HOW TO COMPLETE THIS TASK
Please give every line below again exactly, but not its pictures.

RECORDS FOR PROCESSING
• • • •

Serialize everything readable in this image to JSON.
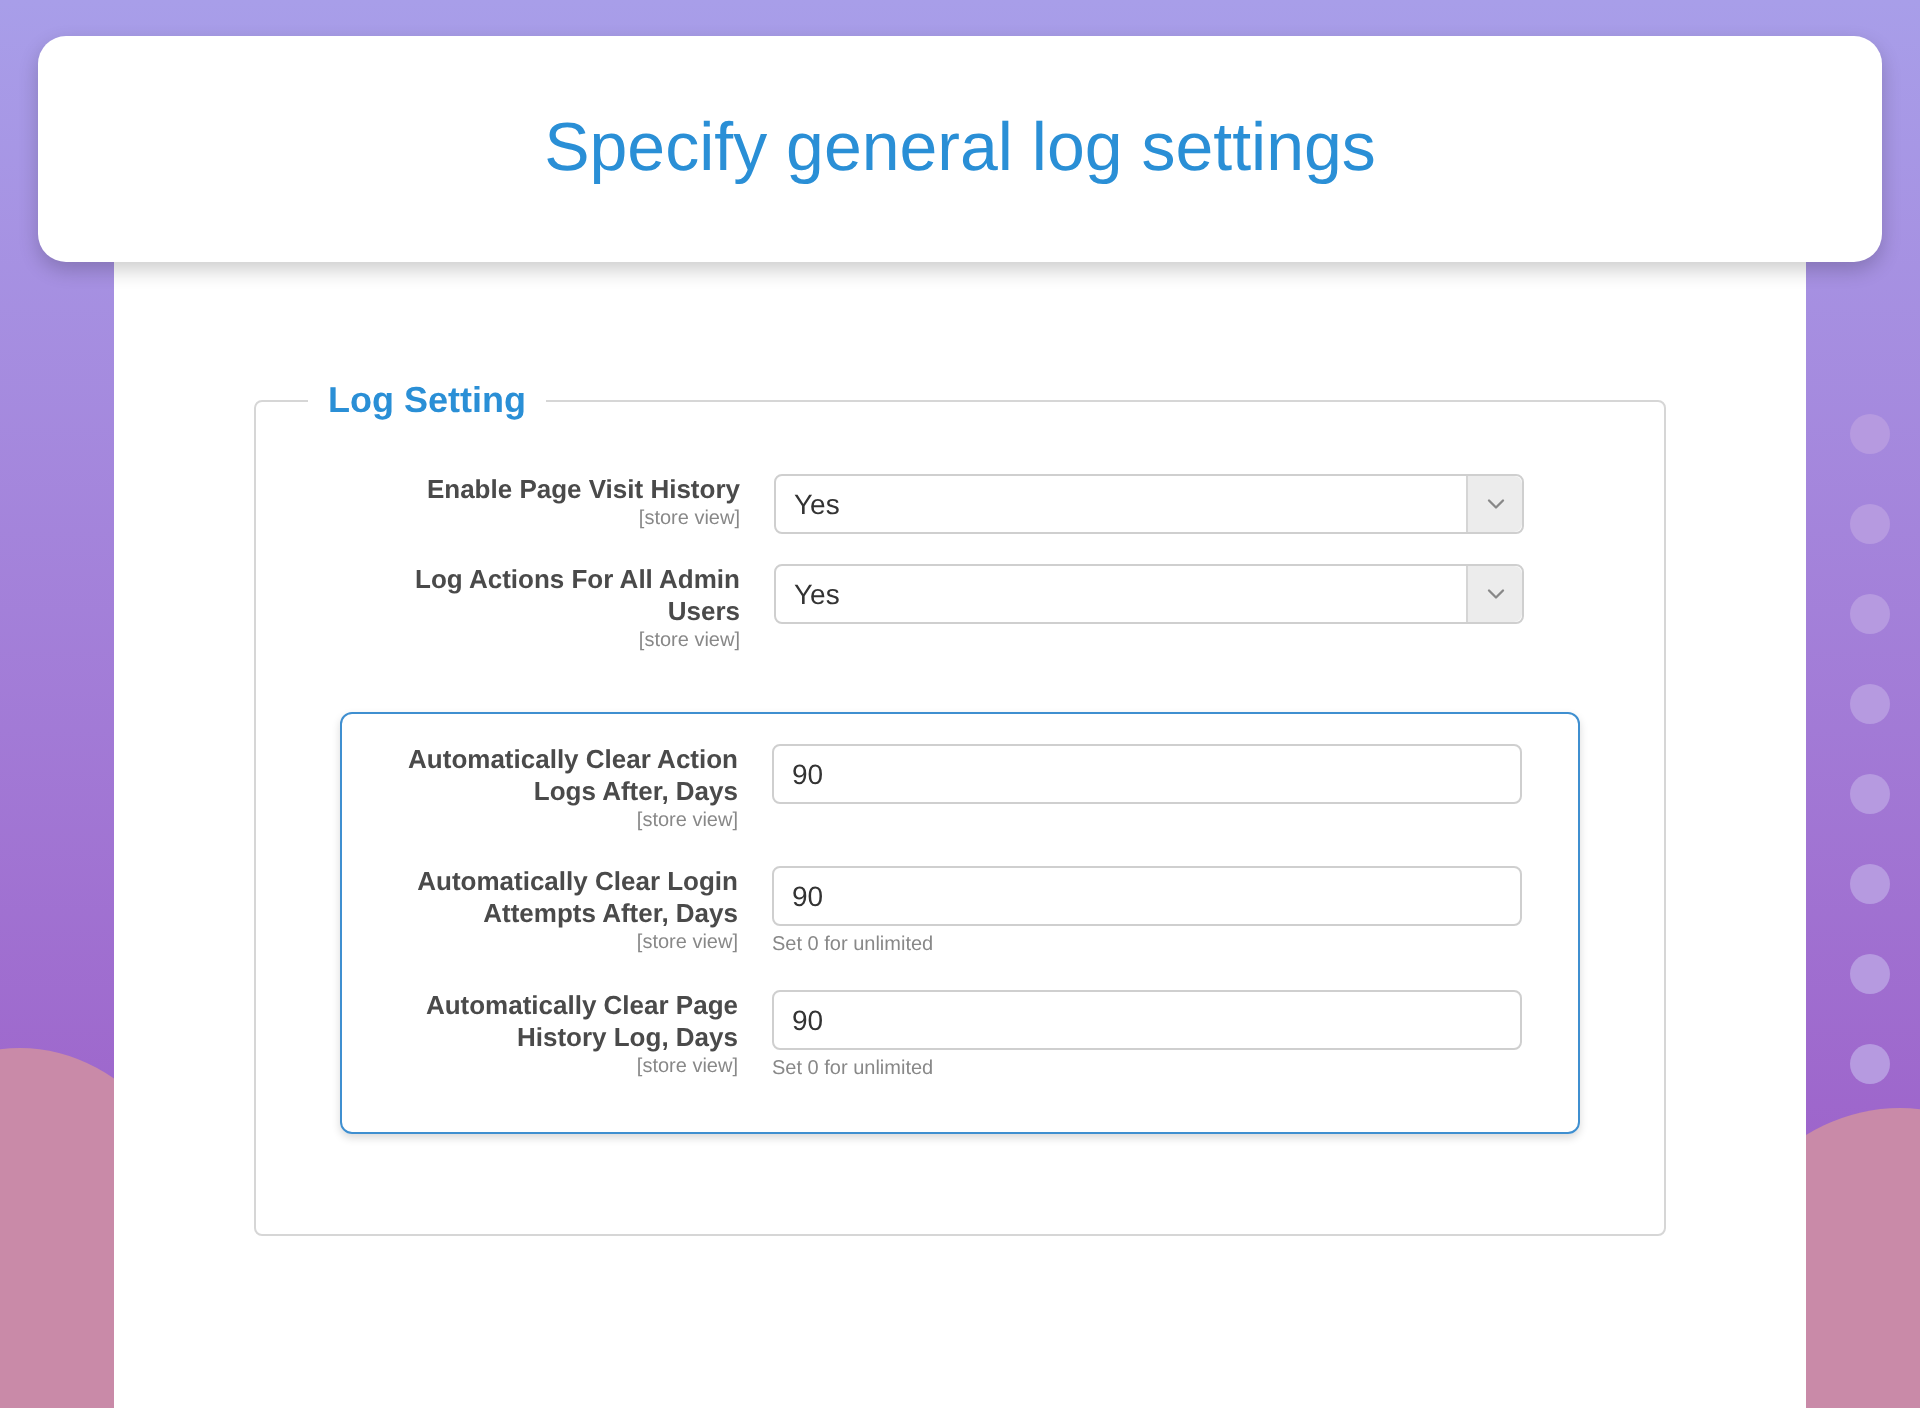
{
  "header": {
    "title": "Specify general log settings"
  },
  "section": {
    "legend": "Log Setting"
  },
  "fields": [
    {
      "kind": "select",
      "label": "Enable Page Visit History",
      "scope": "[store view]",
      "value": "Yes"
    },
    {
      "kind": "select",
      "label": "Log Actions For All Admin Users",
      "scope": "[store view]",
      "value": "Yes"
    }
  ],
  "highlighted_fields": [
    {
      "kind": "number",
      "label": "Automatically Clear Action Logs After, Days",
      "scope": "[store view]",
      "value": "90"
    },
    {
      "kind": "number",
      "label": "Automatically Clear Login Attempts After, Days",
      "scope": "[store view]",
      "value": "90",
      "hint": "Set 0 for unlimited"
    },
    {
      "kind": "number",
      "label": "Automatically Clear Page History Log, Days",
      "scope": "[store view]",
      "value": "90",
      "hint": "Set 0 for unlimited"
    }
  ]
}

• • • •

EXERCISE RESULT
Serialize everything readable in this image to JSON.
{
  "header": {
    "title": "Specify general log settings"
  },
  "section": {
    "legend": "Log Setting"
  },
  "fields": [
    {
      "kind": "select",
      "label": "Enable Page Visit History",
      "scope": "[store view]",
      "value": "Yes"
    },
    {
      "kind": "select",
      "label": "Log Actions For All Admin Users",
      "scope": "[store view]",
      "value": "Yes"
    }
  ],
  "highlighted_fields": [
    {
      "kind": "number",
      "label": "Automatically Clear Action Logs After, Days",
      "scope": "[store view]",
      "value": "90"
    },
    {
      "kind": "number",
      "label": "Automatically Clear Login Attempts After, Days",
      "scope": "[store view]",
      "value": "90",
      "hint": "Set 0 for unlimited"
    },
    {
      "kind": "number",
      "label": "Automatically Clear Page History Log, Days",
      "scope": "[store view]",
      "value": "90",
      "hint": "Set 0 for unlimited"
    }
  ]
}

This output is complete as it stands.